(Data extracted from a collection)
= = = = = = =

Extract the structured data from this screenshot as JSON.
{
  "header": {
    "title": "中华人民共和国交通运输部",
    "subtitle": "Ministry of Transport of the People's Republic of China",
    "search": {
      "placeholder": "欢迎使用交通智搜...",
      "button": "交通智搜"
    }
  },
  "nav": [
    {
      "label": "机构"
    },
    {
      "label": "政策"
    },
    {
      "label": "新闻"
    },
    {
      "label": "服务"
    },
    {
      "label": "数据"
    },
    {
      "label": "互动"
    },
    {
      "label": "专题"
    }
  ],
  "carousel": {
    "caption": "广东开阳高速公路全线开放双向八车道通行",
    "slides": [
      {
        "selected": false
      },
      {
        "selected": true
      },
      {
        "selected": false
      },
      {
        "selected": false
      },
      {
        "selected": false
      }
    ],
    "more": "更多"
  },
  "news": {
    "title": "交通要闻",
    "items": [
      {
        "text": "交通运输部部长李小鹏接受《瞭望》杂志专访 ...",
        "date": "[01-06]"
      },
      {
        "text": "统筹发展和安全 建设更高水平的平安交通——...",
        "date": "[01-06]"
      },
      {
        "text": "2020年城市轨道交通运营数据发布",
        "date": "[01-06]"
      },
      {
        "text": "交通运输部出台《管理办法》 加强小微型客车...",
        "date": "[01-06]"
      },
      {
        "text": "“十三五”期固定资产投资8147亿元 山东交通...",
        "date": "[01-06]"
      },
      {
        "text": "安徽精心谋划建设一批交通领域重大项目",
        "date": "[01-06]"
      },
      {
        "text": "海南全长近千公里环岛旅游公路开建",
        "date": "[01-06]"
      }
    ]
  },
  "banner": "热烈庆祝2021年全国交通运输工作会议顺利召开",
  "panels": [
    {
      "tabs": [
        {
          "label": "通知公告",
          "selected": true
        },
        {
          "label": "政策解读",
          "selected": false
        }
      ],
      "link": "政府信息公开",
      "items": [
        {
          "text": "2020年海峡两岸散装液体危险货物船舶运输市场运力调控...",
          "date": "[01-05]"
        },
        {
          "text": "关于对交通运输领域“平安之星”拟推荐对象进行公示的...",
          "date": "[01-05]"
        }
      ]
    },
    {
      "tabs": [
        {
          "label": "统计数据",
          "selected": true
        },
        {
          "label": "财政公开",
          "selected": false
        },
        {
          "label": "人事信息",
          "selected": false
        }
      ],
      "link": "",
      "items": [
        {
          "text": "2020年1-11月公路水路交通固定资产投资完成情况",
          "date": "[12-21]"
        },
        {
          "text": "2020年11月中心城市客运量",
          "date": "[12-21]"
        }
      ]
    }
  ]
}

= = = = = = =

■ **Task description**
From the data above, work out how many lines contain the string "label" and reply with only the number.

■ **Task response**
12